Entries supplied:
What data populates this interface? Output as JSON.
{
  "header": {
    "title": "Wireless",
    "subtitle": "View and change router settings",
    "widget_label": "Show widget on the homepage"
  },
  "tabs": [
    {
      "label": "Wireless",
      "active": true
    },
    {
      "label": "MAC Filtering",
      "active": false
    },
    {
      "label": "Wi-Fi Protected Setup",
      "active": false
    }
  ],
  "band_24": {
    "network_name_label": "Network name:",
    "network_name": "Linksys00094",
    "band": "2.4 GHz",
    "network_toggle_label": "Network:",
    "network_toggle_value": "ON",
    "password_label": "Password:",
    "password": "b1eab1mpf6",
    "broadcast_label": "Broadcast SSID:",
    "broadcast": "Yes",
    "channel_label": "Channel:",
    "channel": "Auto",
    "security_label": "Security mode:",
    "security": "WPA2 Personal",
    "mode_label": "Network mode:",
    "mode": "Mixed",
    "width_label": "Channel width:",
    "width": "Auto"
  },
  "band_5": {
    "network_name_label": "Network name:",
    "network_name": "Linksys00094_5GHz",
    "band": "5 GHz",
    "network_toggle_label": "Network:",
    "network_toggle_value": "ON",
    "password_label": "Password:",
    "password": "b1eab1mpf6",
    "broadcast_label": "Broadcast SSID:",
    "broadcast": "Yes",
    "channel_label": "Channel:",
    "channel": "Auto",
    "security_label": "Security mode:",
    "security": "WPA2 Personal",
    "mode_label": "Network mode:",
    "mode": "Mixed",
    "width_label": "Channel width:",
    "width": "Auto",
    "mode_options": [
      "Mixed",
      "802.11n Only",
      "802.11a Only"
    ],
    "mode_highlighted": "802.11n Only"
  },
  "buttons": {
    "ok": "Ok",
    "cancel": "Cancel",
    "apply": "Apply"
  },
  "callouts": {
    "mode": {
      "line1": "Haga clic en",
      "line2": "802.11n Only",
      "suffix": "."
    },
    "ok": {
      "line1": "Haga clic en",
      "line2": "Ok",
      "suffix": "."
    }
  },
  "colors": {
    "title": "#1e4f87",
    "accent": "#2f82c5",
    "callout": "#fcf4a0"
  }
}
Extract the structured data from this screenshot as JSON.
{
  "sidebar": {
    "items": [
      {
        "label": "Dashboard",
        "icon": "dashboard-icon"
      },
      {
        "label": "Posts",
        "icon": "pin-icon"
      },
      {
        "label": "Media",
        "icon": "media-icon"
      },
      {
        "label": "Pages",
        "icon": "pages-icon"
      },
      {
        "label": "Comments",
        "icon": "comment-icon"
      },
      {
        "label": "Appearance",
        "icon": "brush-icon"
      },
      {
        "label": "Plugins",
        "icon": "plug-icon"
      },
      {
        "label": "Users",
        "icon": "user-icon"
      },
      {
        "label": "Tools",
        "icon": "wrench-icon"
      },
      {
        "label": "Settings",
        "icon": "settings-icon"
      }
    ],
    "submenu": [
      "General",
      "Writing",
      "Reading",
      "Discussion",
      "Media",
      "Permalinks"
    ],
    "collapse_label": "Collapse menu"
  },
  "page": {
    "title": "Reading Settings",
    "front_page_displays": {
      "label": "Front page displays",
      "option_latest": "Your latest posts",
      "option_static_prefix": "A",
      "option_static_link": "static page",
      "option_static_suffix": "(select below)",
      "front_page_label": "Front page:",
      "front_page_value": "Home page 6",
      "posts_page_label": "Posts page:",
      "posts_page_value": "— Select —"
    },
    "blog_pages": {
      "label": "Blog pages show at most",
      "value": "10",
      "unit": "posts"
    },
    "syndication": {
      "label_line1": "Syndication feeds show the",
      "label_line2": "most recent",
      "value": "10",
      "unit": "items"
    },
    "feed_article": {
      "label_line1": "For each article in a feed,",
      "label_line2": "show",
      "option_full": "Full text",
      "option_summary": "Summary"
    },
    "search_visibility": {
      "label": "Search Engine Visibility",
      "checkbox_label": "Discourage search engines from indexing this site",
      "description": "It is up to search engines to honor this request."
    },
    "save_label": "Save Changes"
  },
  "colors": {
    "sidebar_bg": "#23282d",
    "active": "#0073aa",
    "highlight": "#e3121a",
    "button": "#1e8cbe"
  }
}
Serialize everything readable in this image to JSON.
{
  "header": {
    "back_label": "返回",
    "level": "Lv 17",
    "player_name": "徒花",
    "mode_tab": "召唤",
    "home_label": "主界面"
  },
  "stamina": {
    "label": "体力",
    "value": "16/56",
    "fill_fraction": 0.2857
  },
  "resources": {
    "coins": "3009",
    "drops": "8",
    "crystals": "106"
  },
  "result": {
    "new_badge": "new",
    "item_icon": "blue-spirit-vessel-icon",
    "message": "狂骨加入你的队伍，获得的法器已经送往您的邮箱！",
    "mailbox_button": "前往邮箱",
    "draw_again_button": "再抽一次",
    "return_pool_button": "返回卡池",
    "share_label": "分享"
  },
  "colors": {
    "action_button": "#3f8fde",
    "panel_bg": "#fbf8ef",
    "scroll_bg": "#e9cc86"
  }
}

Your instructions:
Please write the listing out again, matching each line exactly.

Response area:
What data populates this interface? Output as JSON.
{
  "header": {
    "title": "Wireless",
    "subtitle": "View and change router settings",
    "widget_label": "Show widget on the homepage"
  },
  "tabs": [
    {
      "label": "Wireless",
      "active": true
    },
    {
      "label": "MAC Filtering",
      "active": false
    },
    {
      "label": "Wi-Fi Protected Setup",
      "active": false
    }
  ],
  "band_24": {
    "network_name_label": "Network name:",
    "network_name": "Linksys00094",
    "band": "2.4 GHz",
    "network_toggle_label": "Network:",
    "network_toggle_value": "ON",
    "password_label": "Password:",
    "password": "b1eab1mpf6",
    "broadcast_label": "Broadcast SSID:",
    "broadcast": "Yes",
    "channel_label": "Channel:",
    "channel": "Auto",
    "security_label": "Security mode:",
    "security": "WPA2 Personal",
    "mode_label": "Network mode:",
    "mode": "Mixed",
    "width_label": "Channel width:",
    "width": "Auto"
  },
  "band_5": {
    "network_name_label": "Network name:",
    "network_name": "Linksys00094_5GHz",
    "band": "5 GHz",
    "network_toggle_label": "Network:",
    "network_toggle_value": "ON",
    "password_label": "Password:",
    "password": "b1eab1mpf6",
    "broadcast_label": "Broadcast SSID:",
    "broadcast": "Yes",
    "channel_label": "Channel:",
    "channel": "Auto",
    "security_label": "Security mode:",
    "security": "WPA2 Personal",
    "mode_label": "Network mode:",
    "mode": "Mixed",
    "width_label": "Channel width:",
    "width": "Auto",
    "mode_options": [
      "Mixed",
      "802.11n Only",
      "802.11a Only"
    ],
    "mode_highlighted": "802.11n Only"
  },
  "buttons": {
    "ok": "Ok",
    "cancel": "Cancel",
    "apply": "Apply"
  },
  "callouts": {
    "mode": {
      "line1": "Haga clic en",
      "line2": "802.11n Only",
      "suffix": "."
    },
    "ok": {
      "line1": "Haga clic en",
      "line2": "Ok",
      "suffix": "."
    }
  },
  "colors": {
    "title": "#1e4f87",
    "accent": "#2f82c5",
    "callout": "#fcf4a0"
  }
}
Extract the structured data from this screenshot as JSON.
{
  "sidebar": {
    "items": [
      {
        "label": "Dashboard",
        "icon": "dashboard-icon"
      },
      {
        "label": "Posts",
        "icon": "pin-icon"
      },
      {
        "label": "Media",
        "icon": "media-icon"
      },
      {
        "label": "Pages",
        "icon": "pages-icon"
      },
      {
        "label": "Comments",
        "icon": "comment-icon"
      },
      {
        "label": "Appearance",
        "icon": "brush-icon"
      },
      {
        "label": "Plugins",
        "icon": "plug-icon"
      },
      {
        "label": "Users",
        "icon": "user-icon"
      },
      {
        "label": "Tools",
        "icon": "wrench-icon"
      },
      {
        "label": "Settings",
        "icon": "settings-icon"
      }
    ],
    "submenu": [
      "General",
      "Writing",
      "Reading",
      "Discussion",
      "Media",
      "Permalinks"
    ],
    "collapse_label": "Collapse menu"
  },
  "page": {
    "title": "Reading Settings",
    "front_page_displays": {
      "label": "Front page displays",
      "option_latest": "Your latest posts",
      "option_static_prefix": "A",
      "option_static_link": "static page",
      "option_static_suffix": "(select below)",
      "front_page_label": "Front page:",
      "front_page_value": "Home page 6",
      "posts_page_label": "Posts page:",
      "posts_page_value": "— Select —"
    },
    "blog_pages": {
      "label": "Blog pages show at most",
      "value": "10",
      "unit": "posts"
    },
    "syndication": {
      "label_line1": "Syndication feeds show the",
      "label_line2": "most recent",
      "value": "10",
      "unit": "items"
    },
    "feed_article": {
      "label_line1": "For each article in a feed,",
      "label_line2": "show",
      "option_full": "Full text",
      "option_summary": "Summary"
    },
    "search_visibility": {
      "label": "Search Engine Visibility",
      "checkbox_label": "Discourage search engines from indexing this site",
      "description": "It is up to search engines to honor this request."
    },
    "save_label": "Save Changes"
  },
  "colors": {
    "sidebar_bg": "#23282d",
    "active": "#0073aa",
    "highlight": "#e3121a",
    "button": "#1e8cbe"
  }
}
Serialize everything readable in this image to JSON.
{
  "header": {
    "back_label": "返回",
    "level": "Lv 17",
    "player_name": "徒花",
    "mode_tab": "召唤",
    "home_label": "主界面"
  },
  "stamina": {
    "label": "体力",
    "value": "16/56",
    "fill_fraction": 0.2857
  },
  "resources": {
    "coins": "3009",
    "drops": "8",
    "crystals": "106"
  },
  "result": {
    "new_badge": "new",
    "item_icon": "blue-spirit-vessel-icon",
    "message": "狂骨加入你的队伍，获得的法器已经送往您的邮箱！",
    "mailbox_button": "前往邮箱",
    "draw_again_button": "再抽一次",
    "return_pool_button": "返回卡池",
    "share_label": "分享"
  },
  "colors": {
    "action_button": "#3f8fde",
    "panel_bg": "#fbf8ef",
    "scroll_bg": "#e9cc86"
  }
}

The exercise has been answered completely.